RECORDS PROVIDED Block Start

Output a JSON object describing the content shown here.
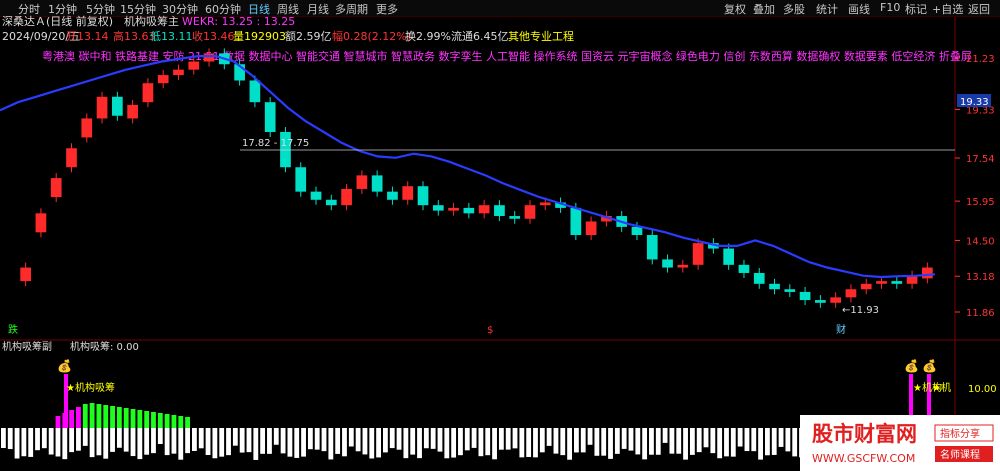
{
  "toolbar": {
    "periods": [
      "分时",
      "1分钟",
      "5分钟",
      "15分钟",
      "30分钟",
      "60分钟",
      "日线",
      "周线",
      "月线",
      "多周期",
      "更多"
    ],
    "active_period": "日线",
    "right_buttons": [
      "复权",
      "叠加",
      "多股",
      "统计",
      "画线",
      "F10",
      "标记",
      "+自选",
      "返回"
    ]
  },
  "header": {
    "title": "深桑达Ａ(日线 前复权)",
    "indicator_name": "机构吸筹主",
    "indicator_value": "WEKR: 13.25 : 13.25",
    "date": "2024/09/20/五",
    "open": "开13.14",
    "high": "高13.63",
    "low": "低13.11",
    "close": "收13.46",
    "volume": "量192903",
    "amount": "额2.59亿",
    "change": "幅0.28(2.12%)",
    "turnover": "换2.99%",
    "float": "流通6.45亿",
    "sector": "其他专业工程"
  },
  "concepts": "粤港澳 碳中和 铁路基建 安防 21.51 数据 数据中心 智能交通 智慧城市 智慧政务 数字孪生 人工智能 操作系统 国资云 元宇宙概念 绿色电力 信创 东数西算 数据确权 数据要素 低空经济 折叠屏",
  "price_axis": [
    "21.23",
    "19.33",
    "17.54",
    "15.95",
    "14.50",
    "13.18",
    "11.86"
  ],
  "current_price": "19.33",
  "annotations": {
    "range": "17.82 - 17.75",
    "low_label": "←11.93",
    "high_label": "21.51",
    "marker_die": "跌",
    "marker_dollar": "$",
    "marker_cai": "财"
  },
  "sub": {
    "title": "机构吸筹副",
    "value": "机构吸筹: 0.00",
    "axis_label": "10.00",
    "star_label": "★机构吸筹",
    "star_label2": "★机构",
    "star_label3": "★机",
    "bag_icon": "💰"
  },
  "watermark": {
    "name": "股市财富网",
    "url": "WWW.GSCFW.COM",
    "badge1": "指标分享",
    "badge2": "名师课程"
  },
  "colors": {
    "up": "#ff2a2a",
    "down": "#00e0c8",
    "ma": "#2a3cff",
    "bg": "#000000",
    "grid": "#5a0000",
    "magenta": "#ff00ff",
    "green": "#1eff1e",
    "white": "#ffffff"
  },
  "chart_data": {
    "type": "candlestick",
    "ma_y_values": [
      19.3,
      19.6,
      19.8,
      20.0,
      20.2,
      20.4,
      20.6,
      20.8,
      20.95,
      21.1,
      21.2,
      21.3,
      21.3,
      21.1,
      20.6,
      20.0,
      19.4,
      18.9,
      18.5,
      18.1,
      17.8,
      17.6,
      17.55,
      17.7,
      17.6,
      17.4,
      17.15,
      16.9,
      16.6,
      16.35,
      16.1,
      15.9,
      15.7,
      15.5,
      15.3,
      15.1,
      14.95,
      14.8,
      14.6,
      14.45,
      14.3,
      14.3,
      14.5,
      14.3,
      14.0,
      13.7,
      13.5,
      13.35,
      13.2,
      13.15,
      13.18,
      13.2,
      13.25
    ],
    "closes": [
      13.5,
      15.5,
      16.8,
      17.9,
      19.0,
      19.8,
      19.1,
      19.5,
      20.3,
      20.6,
      20.8,
      21.1,
      21.4,
      21.0,
      20.4,
      19.6,
      18.5,
      17.2,
      16.3,
      16.0,
      15.8,
      16.4,
      16.9,
      16.3,
      16.0,
      16.5,
      15.8,
      15.6,
      15.7,
      15.5,
      15.8,
      15.4,
      15.3,
      15.8,
      15.9,
      15.7,
      14.7,
      15.2,
      15.4,
      15.0,
      14.7,
      13.8,
      13.5,
      13.6,
      14.4,
      14.2,
      13.6,
      13.3,
      12.9,
      12.7,
      12.6,
      12.3,
      12.2,
      12.4,
      12.7,
      12.9,
      13.0,
      12.9,
      13.2,
      13.5
    ],
    "opens": [
      13.0,
      14.8,
      16.1,
      17.2,
      18.3,
      19.0,
      19.8,
      19.0,
      19.6,
      20.3,
      20.6,
      20.8,
      21.1,
      21.4,
      21.0,
      20.4,
      19.6,
      18.5,
      17.2,
      16.3,
      16.0,
      15.8,
      16.4,
      16.9,
      16.3,
      16.0,
      16.5,
      15.8,
      15.6,
      15.7,
      15.5,
      15.8,
      15.4,
      15.3,
      15.8,
      15.9,
      15.7,
      14.7,
      15.2,
      15.4,
      15.0,
      14.7,
      13.8,
      13.5,
      13.6,
      14.4,
      14.2,
      13.6,
      13.3,
      12.9,
      12.7,
      12.6,
      12.3,
      12.2,
      12.4,
      12.7,
      12.9,
      13.0,
      12.9,
      13.1
    ],
    "sub_values": [
      0,
      0,
      0,
      0,
      0,
      0,
      0,
      0,
      0,
      0,
      0,
      0,
      0,
      0,
      0,
      0,
      0,
      0,
      0,
      0,
      0,
      0,
      0,
      0,
      0,
      0,
      0,
      0,
      0,
      0,
      0,
      0,
      0,
      0,
      0,
      0,
      0,
      0,
      0,
      0,
      0,
      0,
      0,
      0,
      0,
      0,
      0,
      0,
      0,
      0,
      0,
      0,
      0,
      0,
      0,
      0,
      0,
      0,
      0,
      0
    ],
    "ylim": [
      11.86,
      21.23
    ]
  }
}
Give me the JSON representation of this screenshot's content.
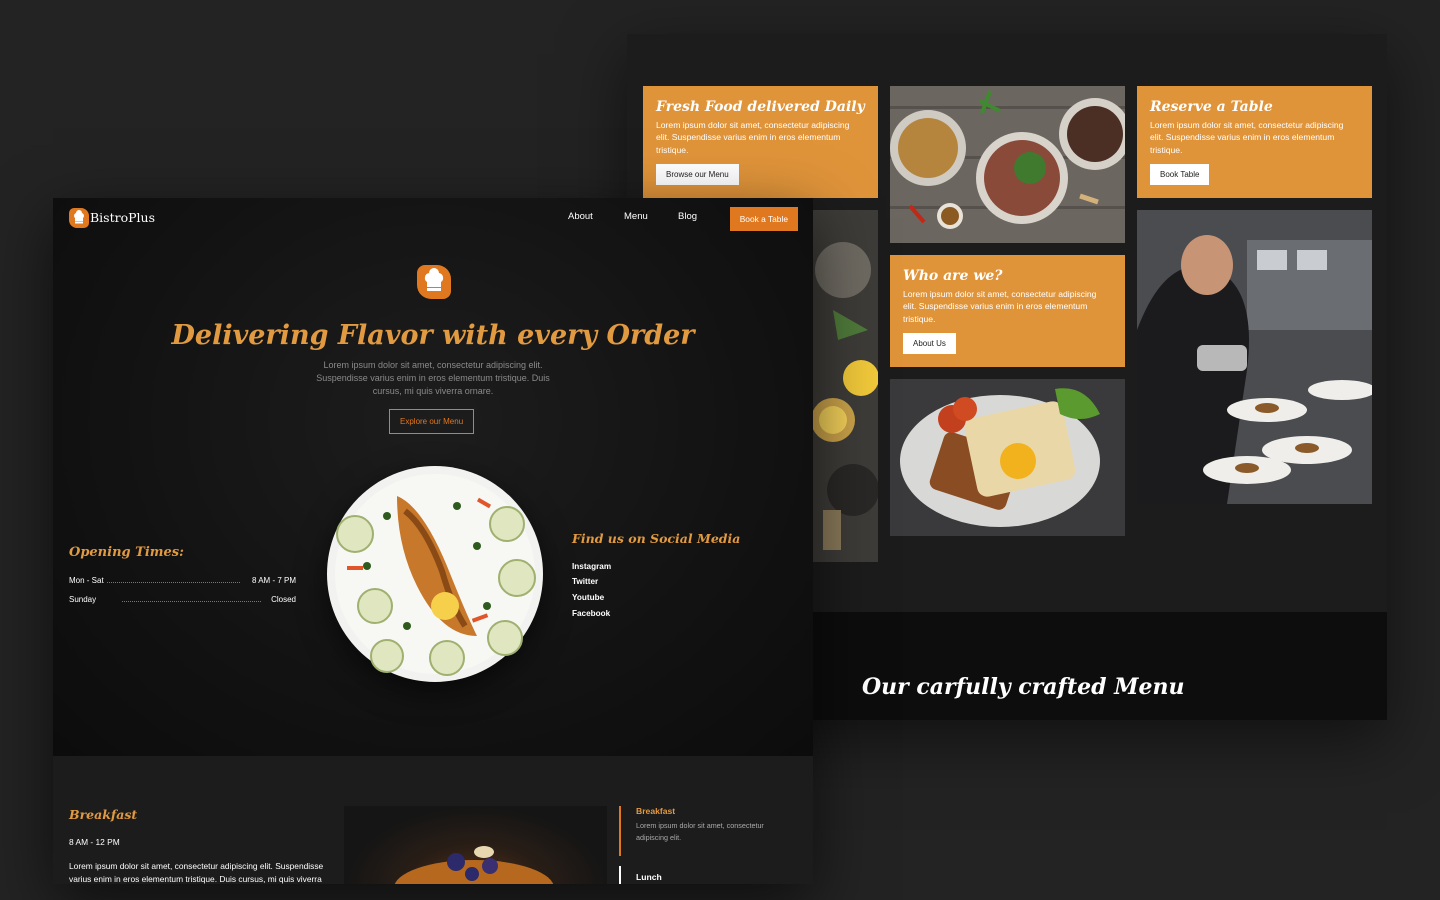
{
  "back": {
    "cards": [
      {
        "title": "Fresh Food delivered Daily",
        "text": "Lorem ipsum dolor sit amet, consectetur adipiscing elit. Suspendisse varius enim in eros elementum tristique.",
        "button": "Browse our Menu"
      },
      {
        "title": "Reserve a Table",
        "text": "Lorem ipsum dolor sit amet, consectetur adipiscing elit. Suspendisse varius enim in eros elementum tristique.",
        "button": "Book Table"
      },
      {
        "title": "Who are we?",
        "text": "Lorem ipsum dolor sit amet, consectetur adipiscing elit. Suspendisse varius enim in eros elementum tristique.",
        "button": "About Us"
      }
    ],
    "menu_heading": "Our carfully crafted Menu"
  },
  "front": {
    "nav": {
      "brand": "BistroPlus",
      "links": [
        "About",
        "Menu",
        "Blog"
      ],
      "cta": "Book a Table"
    },
    "hero": {
      "title": "Delivering Flavor with every Order",
      "subtitle": "Lorem ipsum dolor sit amet, consectetur adipiscing elit. Suspendisse varius enim in eros elementum tristique. Duis cursus, mi quis viverra ornare.",
      "button": "Explore our Menu"
    },
    "opening": {
      "title": "Opening Times:",
      "rows": [
        {
          "day": "Mon - Sat",
          "time": "8 AM - 7 PM"
        },
        {
          "day": "Sunday",
          "time": "Closed"
        }
      ]
    },
    "social": {
      "title": "Find us on Social Media",
      "links": [
        "Instagram",
        "Twitter",
        "Youtube",
        "Facebook"
      ]
    },
    "breakfast": {
      "title": "Breakfast",
      "time": "8 AM - 12 PM",
      "text": "Lorem ipsum dolor sit amet, consectetur adipiscing elit. Suspendisse varius enim in eros elementum tristique. Duis cursus, mi quis viverra"
    },
    "side_menu": [
      {
        "title": "Breakfast",
        "text": "Lorem ipsum dolor sit amet, consectetur adipiscing elit."
      },
      {
        "title": "Lunch",
        "text": ""
      }
    ]
  },
  "colors": {
    "accent": "#e0781f",
    "gold": "#e29a41",
    "card": "#e0943a",
    "background": "#232323"
  }
}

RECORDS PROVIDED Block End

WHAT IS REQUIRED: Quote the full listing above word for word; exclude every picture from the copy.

RESULT:
Output a JSON object describing the content shown here.
{
  "toolbar": {
    "periods": [
      "分时",
      "1分钟",
      "5分钟",
      "15分钟",
      "30分钟",
      "60分钟",
      "日线",
      "周线",
      "月线",
      "多周期",
      "更多"
    ],
    "active_period": "日线",
    "right_buttons": [
      "复权",
      "叠加",
      "多股",
      "统计",
      "画线",
      "F10",
      "标记",
      "+自选",
      "返回"
    ]
  },
  "header": {
    "title": "深桑达Ａ(日线 前复权)",
    "indicator_name": "机构吸筹主",
    "indicator_value": "WEKR: 13.25 : 13.25",
    "date": "2024/09/20/五",
    "open": "开13.14",
    "high": "高13.63",
    "low": "低13.11",
    "close": "收13.46",
    "volume": "量192903",
    "amount": "额2.59亿",
    "change": "幅0.28(2.12%)",
    "turnover": "换2.99%",
    "float": "流通6.45亿",
    "sector": "其他专业工程"
  },
  "concepts": "粤港澳 碳中和 铁路基建 安防 21.51 数据 数据中心 智能交通 智慧城市 智慧政务 数字孪生 人工智能 操作系统 国资云 元宇宙概念 绿色电力 信创 东数西算 数据确权 数据要素 低空经济 折叠屏",
  "price_axis": [
    "21.23",
    "19.33",
    "17.54",
    "15.95",
    "14.50",
    "13.18",
    "11.86"
  ],
  "current_price": "19.33",
  "annotations": {
    "range": "17.82 - 17.75",
    "low_label": "←11.93",
    "high_label": "21.51",
    "marker_die": "跌",
    "marker_dollar": "$",
    "marker_cai": "财"
  },
  "sub": {
    "title": "机构吸筹副",
    "value": "机构吸筹: 0.00",
    "axis_label": "10.00",
    "star_label": "★机构吸筹",
    "star_label2": "★机构",
    "star_label3": "★机",
    "bag_icon": "💰"
  },
  "watermark": {
    "name": "股市财富网",
    "url": "WWW.GSCFW.COM",
    "badge1": "指标分享",
    "badge2": "名师课程"
  },
  "colors": {
    "up": "#ff2a2a",
    "down": "#00e0c8",
    "ma": "#2a3cff",
    "bg": "#000000",
    "grid": "#5a0000",
    "magenta": "#ff00ff",
    "green": "#1eff1e",
    "white": "#ffffff"
  },
  "chart_data": {
    "type": "candlestick",
    "ma_y_values": [
      19.3,
      19.6,
      19.8,
      20.0,
      20.2,
      20.4,
      20.6,
      20.8,
      20.95,
      21.1,
      21.2,
      21.3,
      21.3,
      21.1,
      20.6,
      20.0,
      19.4,
      18.9,
      18.5,
      18.1,
      17.8,
      17.6,
      17.55,
      17.7,
      17.6,
      17.4,
      17.15,
      16.9,
      16.6,
      16.35,
      16.1,
      15.9,
      15.7,
      15.5,
      15.3,
      15.1,
      14.95,
      14.8,
      14.6,
      14.45,
      14.3,
      14.3,
      14.5,
      14.3,
      14.0,
      13.7,
      13.5,
      13.35,
      13.2,
      13.15,
      13.18,
      13.2,
      13.25
    ],
    "closes": [
      13.5,
      15.5,
      16.8,
      17.9,
      19.0,
      19.8,
      19.1,
      19.5,
      20.3,
      20.6,
      20.8,
      21.1,
      21.4,
      21.0,
      20.4,
      19.6,
      18.5,
      17.2,
      16.3,
      16.0,
      15.8,
      16.4,
      16.9,
      16.3,
      16.0,
      16.5,
      15.8,
      15.6,
      15.7,
      15.5,
      15.8,
      15.4,
      15.3,
      15.8,
      15.9,
      15.7,
      14.7,
      15.2,
      15.4,
      15.0,
      14.7,
      13.8,
      13.5,
      13.6,
      14.4,
      14.2,
      13.6,
      13.3,
      12.9,
      12.7,
      12.6,
      12.3,
      12.2,
      12.4,
      12.7,
      12.9,
      13.0,
      12.9,
      13.2,
      13.5
    ],
    "opens": [
      13.0,
      14.8,
      16.1,
      17.2,
      18.3,
      19.0,
      19.8,
      19.0,
      19.6,
      20.3,
      20.6,
      20.8,
      21.1,
      21.4,
      21.0,
      20.4,
      19.6,
      18.5,
      17.2,
      16.3,
      16.0,
      15.8,
      16.4,
      16.9,
      16.3,
      16.0,
      16.5,
      15.8,
      15.6,
      15.7,
      15.5,
      15.8,
      15.4,
      15.3,
      15.8,
      15.9,
      15.7,
      14.7,
      15.2,
      15.4,
      15.0,
      14.7,
      13.8,
      13.5,
      13.6,
      14.4,
      14.2,
      13.6,
      13.3,
      12.9,
      12.7,
      12.6,
      12.3,
      12.2,
      12.4,
      12.7,
      12.9,
      13.0,
      12.9,
      13.1
    ],
    "sub_values": [
      0,
      0,
      0,
      0,
      0,
      0,
      0,
      0,
      0,
      0,
      0,
      0,
      0,
      0,
      0,
      0,
      0,
      0,
      0,
      0,
      0,
      0,
      0,
      0,
      0,
      0,
      0,
      0,
      0,
      0,
      0,
      0,
      0,
      0,
      0,
      0,
      0,
      0,
      0,
      0,
      0,
      0,
      0,
      0,
      0,
      0,
      0,
      0,
      0,
      0,
      0,
      0,
      0,
      0,
      0,
      0,
      0,
      0,
      0,
      0
    ],
    "ylim": [
      11.86,
      21.23
    ]
  }
}
Give me the JSON representation of this screenshot's content.
{
  "back": {
    "cards": [
      {
        "title": "Fresh Food delivered Daily",
        "text": "Lorem ipsum dolor sit amet, consectetur adipiscing elit. Suspendisse varius enim in eros elementum tristique.",
        "button": "Browse our Menu"
      },
      {
        "title": "Reserve a Table",
        "text": "Lorem ipsum dolor sit amet, consectetur adipiscing elit. Suspendisse varius enim in eros elementum tristique.",
        "button": "Book Table"
      },
      {
        "title": "Who are we?",
        "text": "Lorem ipsum dolor sit amet, consectetur adipiscing elit. Suspendisse varius enim in eros elementum tristique.",
        "button": "About Us"
      }
    ],
    "menu_heading": "Our carfully crafted Menu"
  },
  "front": {
    "nav": {
      "brand": "BistroPlus",
      "links": [
        "About",
        "Menu",
        "Blog"
      ],
      "cta": "Book a Table"
    },
    "hero": {
      "title": "Delivering Flavor with every Order",
      "subtitle": "Lorem ipsum dolor sit amet, consectetur adipiscing elit. Suspendisse varius enim in eros elementum tristique. Duis cursus, mi quis viverra ornare.",
      "button": "Explore our Menu"
    },
    "opening": {
      "title": "Opening Times:",
      "rows": [
        {
          "day": "Mon - Sat",
          "time": "8 AM - 7 PM"
        },
        {
          "day": "Sunday",
          "time": "Closed"
        }
      ]
    },
    "social": {
      "title": "Find us on Social Media",
      "links": [
        "Instagram",
        "Twitter",
        "Youtube",
        "Facebook"
      ]
    },
    "breakfast": {
      "title": "Breakfast",
      "time": "8 AM - 12 PM",
      "text": "Lorem ipsum dolor sit amet, consectetur adipiscing elit. Suspendisse varius enim in eros elementum tristique. Duis cursus, mi quis viverra"
    },
    "side_menu": [
      {
        "title": "Breakfast",
        "text": "Lorem ipsum dolor sit amet, consectetur adipiscing elit."
      },
      {
        "title": "Lunch",
        "text": ""
      }
    ]
  },
  "colors": {
    "accent": "#e0781f",
    "gold": "#e29a41",
    "card": "#e0943a",
    "background": "#232323"
  }
}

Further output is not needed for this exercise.